§ TASK TO CARRY OUT
Scan the entries and state how many lines contain "label". Write no other text.

*****

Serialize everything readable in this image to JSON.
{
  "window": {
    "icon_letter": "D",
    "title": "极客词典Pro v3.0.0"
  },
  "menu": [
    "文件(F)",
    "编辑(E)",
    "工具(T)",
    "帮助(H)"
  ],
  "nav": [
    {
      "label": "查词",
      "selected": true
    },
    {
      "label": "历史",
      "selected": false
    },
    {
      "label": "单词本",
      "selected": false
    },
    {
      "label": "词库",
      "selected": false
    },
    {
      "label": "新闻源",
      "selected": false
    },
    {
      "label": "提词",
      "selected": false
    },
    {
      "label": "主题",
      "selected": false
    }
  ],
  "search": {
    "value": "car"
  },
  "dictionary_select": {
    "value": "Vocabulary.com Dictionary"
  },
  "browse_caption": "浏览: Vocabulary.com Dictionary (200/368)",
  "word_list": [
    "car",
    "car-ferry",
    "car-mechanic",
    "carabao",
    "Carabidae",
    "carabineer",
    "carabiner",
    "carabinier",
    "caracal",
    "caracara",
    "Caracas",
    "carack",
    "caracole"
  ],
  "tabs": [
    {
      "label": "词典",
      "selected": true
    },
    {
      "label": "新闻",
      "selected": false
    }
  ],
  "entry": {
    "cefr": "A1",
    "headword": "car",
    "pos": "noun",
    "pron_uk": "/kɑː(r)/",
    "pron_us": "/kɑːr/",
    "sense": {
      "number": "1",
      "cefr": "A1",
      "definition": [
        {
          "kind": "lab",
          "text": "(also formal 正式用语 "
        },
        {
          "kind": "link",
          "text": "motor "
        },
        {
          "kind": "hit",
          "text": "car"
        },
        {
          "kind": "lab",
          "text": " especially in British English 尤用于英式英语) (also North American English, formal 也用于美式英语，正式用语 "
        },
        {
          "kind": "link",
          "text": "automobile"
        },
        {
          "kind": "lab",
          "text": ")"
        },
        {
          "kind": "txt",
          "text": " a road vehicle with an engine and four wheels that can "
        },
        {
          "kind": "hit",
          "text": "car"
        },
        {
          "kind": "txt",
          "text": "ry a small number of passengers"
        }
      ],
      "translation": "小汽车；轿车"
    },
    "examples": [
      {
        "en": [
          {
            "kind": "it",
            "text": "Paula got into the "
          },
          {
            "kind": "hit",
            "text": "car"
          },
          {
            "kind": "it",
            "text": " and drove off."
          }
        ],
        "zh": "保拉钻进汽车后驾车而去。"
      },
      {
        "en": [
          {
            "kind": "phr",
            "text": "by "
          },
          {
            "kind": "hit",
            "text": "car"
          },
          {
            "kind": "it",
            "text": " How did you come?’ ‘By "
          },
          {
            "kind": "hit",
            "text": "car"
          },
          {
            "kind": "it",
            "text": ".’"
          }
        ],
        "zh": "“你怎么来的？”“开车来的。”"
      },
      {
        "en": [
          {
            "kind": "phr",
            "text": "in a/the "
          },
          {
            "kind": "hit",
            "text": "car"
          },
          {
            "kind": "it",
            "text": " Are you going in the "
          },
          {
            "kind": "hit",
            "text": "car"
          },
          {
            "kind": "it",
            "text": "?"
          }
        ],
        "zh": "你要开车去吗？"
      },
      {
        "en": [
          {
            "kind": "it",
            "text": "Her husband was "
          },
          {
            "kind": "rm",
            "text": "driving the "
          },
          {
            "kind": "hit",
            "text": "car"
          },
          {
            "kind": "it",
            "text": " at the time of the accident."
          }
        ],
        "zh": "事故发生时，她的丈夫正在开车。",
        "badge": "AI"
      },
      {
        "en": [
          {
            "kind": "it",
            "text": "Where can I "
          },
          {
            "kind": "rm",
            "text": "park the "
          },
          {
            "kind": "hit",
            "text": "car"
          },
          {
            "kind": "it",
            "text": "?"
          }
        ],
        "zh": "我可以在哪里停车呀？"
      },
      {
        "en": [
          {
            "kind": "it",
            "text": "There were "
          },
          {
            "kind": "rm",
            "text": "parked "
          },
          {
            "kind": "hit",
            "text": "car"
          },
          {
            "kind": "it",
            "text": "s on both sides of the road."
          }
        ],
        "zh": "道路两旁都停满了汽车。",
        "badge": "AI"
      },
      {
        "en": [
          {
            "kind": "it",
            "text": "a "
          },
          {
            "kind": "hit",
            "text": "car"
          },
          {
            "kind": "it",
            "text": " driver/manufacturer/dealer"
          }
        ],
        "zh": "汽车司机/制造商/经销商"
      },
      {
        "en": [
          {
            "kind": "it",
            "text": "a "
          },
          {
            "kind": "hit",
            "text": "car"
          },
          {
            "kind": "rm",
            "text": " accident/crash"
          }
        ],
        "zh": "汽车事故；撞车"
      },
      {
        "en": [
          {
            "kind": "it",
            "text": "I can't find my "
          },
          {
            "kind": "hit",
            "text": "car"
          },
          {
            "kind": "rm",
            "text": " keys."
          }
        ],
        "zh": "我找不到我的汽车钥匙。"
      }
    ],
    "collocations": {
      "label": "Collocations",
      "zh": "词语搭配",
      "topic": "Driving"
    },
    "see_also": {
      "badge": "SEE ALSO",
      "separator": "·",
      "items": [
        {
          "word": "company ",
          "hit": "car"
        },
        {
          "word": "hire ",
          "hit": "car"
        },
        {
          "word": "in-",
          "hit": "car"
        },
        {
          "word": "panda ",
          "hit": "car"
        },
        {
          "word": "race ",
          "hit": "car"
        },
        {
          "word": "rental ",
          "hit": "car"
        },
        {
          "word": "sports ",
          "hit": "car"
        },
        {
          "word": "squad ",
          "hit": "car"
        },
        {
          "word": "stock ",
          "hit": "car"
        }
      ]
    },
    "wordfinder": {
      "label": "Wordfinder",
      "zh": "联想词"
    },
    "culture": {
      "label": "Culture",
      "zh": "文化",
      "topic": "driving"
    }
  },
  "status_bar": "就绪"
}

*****

§ ANSWER BELOW
12